Abandoned mine pit lakes in Minnesota are being used for intensive aquaculture, and this has resulted in real and perceived water-quality impacts. In current net pen aquaculture operations, metabolic wastes and uneaten food are dispersed into previously oligotrophic lakewater, resulting in increased levels of phosphorus and nitrogen, oxygen depletion, and increased deposition of organic matter. Conditions necessary for algal blooms have been infrequent due to light limitation from intensive artificial aeration and circulation. Highly emotional conflicts arose over the novel use of a few of these man-made water bodies by an industry commonly perceived to be relatively 'green' and heavily promoted by state and federal governments as a rapid growth industry. The combination of the industry's 'newness' on the regulatory scene, coupled with the current regulatory push toward antidegradation of groundwater and regulation of agriculture, necessitated consideration of carcinogenesis, Alzheimer's disease, and antibiotic resistance transfer in addition to more conventional considerations, such as eutrophication and wildlife impacts.
|Original language||English (US)|
|Number of pages||16|
|Journal||Water Environment Research|
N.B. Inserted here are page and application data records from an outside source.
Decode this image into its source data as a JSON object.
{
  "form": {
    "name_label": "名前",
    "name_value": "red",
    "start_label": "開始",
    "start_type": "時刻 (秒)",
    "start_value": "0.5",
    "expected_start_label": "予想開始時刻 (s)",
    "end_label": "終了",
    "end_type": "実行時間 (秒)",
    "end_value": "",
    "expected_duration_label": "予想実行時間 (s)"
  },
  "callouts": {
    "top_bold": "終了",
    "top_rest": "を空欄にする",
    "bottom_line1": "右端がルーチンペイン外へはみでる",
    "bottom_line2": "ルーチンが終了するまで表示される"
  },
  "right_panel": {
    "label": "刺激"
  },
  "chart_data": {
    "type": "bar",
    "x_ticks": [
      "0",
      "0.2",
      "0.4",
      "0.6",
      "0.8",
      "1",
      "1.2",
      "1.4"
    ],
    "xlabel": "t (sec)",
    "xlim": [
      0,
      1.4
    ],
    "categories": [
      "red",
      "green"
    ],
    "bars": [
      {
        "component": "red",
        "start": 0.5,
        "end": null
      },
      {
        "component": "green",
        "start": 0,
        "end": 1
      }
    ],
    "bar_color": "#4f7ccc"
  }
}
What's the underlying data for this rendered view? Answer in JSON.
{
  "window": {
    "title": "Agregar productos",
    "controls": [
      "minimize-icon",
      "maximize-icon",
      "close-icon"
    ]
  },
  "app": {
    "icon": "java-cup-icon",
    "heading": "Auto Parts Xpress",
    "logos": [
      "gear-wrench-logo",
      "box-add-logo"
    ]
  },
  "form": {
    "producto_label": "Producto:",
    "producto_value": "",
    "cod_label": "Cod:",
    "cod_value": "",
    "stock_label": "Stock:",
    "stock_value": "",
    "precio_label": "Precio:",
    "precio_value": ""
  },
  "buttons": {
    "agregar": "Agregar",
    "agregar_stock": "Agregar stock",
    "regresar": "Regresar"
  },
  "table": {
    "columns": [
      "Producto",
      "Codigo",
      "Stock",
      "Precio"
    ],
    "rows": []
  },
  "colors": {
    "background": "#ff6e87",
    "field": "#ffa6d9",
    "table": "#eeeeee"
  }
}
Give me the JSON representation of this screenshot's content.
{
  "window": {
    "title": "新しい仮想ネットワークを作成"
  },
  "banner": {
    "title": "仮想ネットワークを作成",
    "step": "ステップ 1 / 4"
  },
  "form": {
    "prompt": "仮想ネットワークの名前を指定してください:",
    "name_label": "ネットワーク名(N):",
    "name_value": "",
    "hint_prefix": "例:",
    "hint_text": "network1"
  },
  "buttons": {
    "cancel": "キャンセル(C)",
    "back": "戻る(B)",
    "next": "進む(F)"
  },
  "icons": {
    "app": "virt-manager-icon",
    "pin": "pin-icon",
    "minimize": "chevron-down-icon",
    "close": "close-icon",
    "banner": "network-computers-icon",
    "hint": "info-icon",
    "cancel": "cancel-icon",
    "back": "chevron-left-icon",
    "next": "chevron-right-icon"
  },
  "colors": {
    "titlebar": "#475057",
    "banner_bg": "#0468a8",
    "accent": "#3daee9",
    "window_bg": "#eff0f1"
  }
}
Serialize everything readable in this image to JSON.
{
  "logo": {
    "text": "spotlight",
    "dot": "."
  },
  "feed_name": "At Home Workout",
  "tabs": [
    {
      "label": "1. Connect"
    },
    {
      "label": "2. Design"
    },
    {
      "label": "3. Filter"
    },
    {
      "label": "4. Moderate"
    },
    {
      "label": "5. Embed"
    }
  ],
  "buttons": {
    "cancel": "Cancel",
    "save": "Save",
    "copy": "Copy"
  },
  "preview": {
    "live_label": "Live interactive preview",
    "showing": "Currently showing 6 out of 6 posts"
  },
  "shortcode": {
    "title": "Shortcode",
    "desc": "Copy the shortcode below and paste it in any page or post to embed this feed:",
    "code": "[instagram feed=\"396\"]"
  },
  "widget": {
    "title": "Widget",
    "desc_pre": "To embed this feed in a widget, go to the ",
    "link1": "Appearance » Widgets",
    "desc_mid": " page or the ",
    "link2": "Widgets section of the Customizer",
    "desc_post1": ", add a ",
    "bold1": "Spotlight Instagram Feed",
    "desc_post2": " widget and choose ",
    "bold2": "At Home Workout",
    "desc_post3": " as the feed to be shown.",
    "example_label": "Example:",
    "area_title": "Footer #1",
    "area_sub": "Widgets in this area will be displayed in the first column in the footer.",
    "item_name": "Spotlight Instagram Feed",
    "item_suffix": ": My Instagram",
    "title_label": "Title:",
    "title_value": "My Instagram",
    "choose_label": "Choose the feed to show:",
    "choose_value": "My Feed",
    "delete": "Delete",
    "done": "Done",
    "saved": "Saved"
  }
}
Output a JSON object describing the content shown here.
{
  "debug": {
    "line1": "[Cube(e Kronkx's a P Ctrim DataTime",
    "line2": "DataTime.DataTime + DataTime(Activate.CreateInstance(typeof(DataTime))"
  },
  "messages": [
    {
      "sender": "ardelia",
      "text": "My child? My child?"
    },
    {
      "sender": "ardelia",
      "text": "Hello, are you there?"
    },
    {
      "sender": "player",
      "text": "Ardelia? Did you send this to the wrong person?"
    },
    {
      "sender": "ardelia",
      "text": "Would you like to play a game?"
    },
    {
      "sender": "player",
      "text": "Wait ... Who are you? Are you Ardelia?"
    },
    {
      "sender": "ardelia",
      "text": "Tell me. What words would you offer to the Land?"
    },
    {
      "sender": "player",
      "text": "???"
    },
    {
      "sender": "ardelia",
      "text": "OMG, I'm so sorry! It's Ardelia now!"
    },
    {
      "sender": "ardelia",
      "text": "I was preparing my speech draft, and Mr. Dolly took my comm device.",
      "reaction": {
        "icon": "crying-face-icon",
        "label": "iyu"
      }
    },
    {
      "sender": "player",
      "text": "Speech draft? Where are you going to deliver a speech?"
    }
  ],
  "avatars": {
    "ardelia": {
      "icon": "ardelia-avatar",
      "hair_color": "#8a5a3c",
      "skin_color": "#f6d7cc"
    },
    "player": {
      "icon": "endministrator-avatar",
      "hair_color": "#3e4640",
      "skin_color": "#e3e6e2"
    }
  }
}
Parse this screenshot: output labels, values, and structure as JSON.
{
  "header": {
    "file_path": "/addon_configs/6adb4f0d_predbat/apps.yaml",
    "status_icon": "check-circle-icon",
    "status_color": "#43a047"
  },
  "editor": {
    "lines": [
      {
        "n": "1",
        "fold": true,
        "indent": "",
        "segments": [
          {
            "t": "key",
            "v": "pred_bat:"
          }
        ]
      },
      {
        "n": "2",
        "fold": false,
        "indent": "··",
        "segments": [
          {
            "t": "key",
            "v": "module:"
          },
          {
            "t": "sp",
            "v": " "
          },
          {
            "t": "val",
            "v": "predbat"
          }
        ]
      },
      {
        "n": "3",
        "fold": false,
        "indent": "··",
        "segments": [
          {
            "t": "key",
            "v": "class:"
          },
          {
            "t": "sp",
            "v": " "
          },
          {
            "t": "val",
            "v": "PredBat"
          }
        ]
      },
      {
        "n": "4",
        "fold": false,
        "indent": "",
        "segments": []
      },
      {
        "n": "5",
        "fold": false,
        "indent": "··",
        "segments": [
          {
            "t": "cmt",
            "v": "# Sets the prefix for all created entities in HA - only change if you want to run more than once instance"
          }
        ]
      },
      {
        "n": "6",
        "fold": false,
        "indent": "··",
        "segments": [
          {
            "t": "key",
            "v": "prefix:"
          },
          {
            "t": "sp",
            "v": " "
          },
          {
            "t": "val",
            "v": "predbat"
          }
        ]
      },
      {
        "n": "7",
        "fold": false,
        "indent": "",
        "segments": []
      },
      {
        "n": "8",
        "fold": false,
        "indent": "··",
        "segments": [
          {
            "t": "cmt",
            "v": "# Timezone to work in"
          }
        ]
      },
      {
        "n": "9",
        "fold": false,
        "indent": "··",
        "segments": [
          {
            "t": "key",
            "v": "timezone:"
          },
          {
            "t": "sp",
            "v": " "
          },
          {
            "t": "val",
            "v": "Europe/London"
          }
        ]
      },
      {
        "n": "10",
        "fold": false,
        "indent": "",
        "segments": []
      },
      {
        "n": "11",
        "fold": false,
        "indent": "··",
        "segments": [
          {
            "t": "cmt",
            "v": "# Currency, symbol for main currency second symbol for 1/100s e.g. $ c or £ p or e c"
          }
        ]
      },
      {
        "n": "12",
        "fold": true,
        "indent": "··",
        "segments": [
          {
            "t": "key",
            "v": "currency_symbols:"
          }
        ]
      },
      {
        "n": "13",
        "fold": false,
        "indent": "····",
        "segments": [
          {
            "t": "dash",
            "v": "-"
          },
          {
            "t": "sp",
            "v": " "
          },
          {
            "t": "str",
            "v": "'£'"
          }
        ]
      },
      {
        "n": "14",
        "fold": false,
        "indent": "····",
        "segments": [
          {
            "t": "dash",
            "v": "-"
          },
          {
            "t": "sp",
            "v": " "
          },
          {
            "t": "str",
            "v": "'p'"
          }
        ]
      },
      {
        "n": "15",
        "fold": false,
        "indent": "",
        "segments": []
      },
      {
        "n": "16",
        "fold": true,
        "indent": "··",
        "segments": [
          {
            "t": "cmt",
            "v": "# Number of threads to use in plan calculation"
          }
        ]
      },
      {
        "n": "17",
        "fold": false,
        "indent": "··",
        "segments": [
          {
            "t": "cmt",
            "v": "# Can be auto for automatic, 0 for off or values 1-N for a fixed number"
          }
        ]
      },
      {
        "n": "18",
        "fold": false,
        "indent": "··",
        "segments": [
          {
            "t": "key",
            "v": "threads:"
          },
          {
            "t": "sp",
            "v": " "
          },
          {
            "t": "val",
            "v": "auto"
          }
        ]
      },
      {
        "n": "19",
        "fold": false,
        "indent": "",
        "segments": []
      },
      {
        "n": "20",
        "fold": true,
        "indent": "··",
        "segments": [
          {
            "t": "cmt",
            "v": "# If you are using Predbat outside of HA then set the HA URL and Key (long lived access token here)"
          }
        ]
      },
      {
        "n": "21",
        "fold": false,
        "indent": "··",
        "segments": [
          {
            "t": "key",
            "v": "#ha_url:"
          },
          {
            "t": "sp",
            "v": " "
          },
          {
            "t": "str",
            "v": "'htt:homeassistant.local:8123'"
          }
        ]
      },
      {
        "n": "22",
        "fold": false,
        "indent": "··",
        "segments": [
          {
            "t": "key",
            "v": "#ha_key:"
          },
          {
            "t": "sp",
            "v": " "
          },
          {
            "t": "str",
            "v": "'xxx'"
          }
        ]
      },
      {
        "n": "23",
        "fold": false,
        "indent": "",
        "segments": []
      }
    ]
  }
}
|State||Published - Jan 1 1996|
- mine pit reclamation
- potable water
- water quality